No 10 said it could send defensive weapons to Estonia, while fast planes, warships and military specialists can be sent to protect NATO allies.
But the foreign secretary said on Sunday that a situation where British soldiers would fight alongside Ukrainians against Russia was “highly unlikely”.
The Brexit Freedoms bill announced on Monday will affect the handling of retained EU law: regulations made in Brussels that were retained in the UK statute book for legal continuity after the transition period ended in 2020.
The Government has previously made it clear that it intends to eventually amend, replace or repeal any retained law that it deems “unsuitable for the UK”.
But Downing Street said that under current rules, changing or scrapping regulations in the pipeline of outdated legislation would take “several years” due to a lengthy amendment process.
He said the new bill “will ensure that changes can be made more easily”, so that the UK can “take advantage of the freedoms of Brexit more quickly”.
No 10 did not specify exactly what provisions the bill will contain to speed up reforms, or how it estimated businesses would save £1bn by cutting red tape.
It comes after the Foreign Secretary insisted the Government is “committed to cutting taxes” as the Prime Minister and Chancellor took the bold step of doubling down on plans to increase National Insurance.
Liz Truss said that “taxes are never popular”, but the significant amounts of money spent to deal with the Covid crisis “need to be paid back”.
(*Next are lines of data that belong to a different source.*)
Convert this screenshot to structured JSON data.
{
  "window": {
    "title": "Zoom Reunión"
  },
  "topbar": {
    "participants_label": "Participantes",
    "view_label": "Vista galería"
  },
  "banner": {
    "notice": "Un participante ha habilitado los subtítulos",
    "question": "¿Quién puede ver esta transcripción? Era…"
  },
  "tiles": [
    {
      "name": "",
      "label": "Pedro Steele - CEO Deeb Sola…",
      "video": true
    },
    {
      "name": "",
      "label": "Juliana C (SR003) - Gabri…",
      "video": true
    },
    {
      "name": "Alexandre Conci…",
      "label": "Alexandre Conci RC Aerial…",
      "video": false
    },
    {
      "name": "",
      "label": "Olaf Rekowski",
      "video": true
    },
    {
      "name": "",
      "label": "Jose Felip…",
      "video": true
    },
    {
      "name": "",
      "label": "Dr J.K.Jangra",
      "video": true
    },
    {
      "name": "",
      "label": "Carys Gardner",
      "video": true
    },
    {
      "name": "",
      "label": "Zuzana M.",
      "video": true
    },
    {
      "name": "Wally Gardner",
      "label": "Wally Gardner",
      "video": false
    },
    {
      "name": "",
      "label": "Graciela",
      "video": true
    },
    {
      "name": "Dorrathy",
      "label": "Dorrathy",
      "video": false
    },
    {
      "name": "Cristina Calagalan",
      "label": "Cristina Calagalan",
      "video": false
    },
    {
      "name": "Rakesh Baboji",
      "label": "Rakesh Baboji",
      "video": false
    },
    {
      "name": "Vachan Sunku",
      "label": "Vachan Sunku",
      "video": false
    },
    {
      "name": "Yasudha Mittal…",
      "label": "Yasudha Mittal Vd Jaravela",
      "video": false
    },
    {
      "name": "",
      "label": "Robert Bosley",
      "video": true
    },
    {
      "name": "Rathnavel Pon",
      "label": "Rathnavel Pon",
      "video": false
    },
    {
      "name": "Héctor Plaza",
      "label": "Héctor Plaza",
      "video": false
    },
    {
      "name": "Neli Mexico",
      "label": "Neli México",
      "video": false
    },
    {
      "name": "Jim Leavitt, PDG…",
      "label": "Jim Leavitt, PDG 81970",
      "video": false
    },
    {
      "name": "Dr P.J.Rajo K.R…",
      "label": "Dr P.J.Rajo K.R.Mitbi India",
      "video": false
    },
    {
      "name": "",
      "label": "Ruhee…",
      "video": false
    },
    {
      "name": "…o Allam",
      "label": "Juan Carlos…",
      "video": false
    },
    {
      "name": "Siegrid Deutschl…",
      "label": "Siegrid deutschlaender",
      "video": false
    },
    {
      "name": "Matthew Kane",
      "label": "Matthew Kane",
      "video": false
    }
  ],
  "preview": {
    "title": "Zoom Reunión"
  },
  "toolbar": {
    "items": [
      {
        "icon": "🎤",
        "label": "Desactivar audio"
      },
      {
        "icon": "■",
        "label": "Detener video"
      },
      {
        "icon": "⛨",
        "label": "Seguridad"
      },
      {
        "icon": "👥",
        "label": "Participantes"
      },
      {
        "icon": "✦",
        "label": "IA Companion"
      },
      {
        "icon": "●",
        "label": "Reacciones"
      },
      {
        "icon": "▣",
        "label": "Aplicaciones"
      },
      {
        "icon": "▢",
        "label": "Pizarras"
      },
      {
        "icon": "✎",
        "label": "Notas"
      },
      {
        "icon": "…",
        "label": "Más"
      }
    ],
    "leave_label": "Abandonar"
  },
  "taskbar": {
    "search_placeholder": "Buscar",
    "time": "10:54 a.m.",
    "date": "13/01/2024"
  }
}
He endorsed the prime minister on Sunday, telling the BBC that he is “absolutely” the best person to lead the Conservative Party in the next general election.
When asked if she is tempted by the top job, she said: “There is no competition. There is no discussion.”
On Saturday, Tom Tugendhat, a Conservative Conservative MP who has criticized the government’s handling of the Afghanistan withdrawal, became the first to announce that he intends to stand for leader if there is a race soon.
The Independent later reported that the chancellor was putting the finishing touches on a leadership offer after telling allies he believed the scandal over the alleged Downing Street and Whitehall parties could be “insurmountable” for the prime minister.
But the newspaper quoted a source close to Sunak as saying that these claims were “totally false.”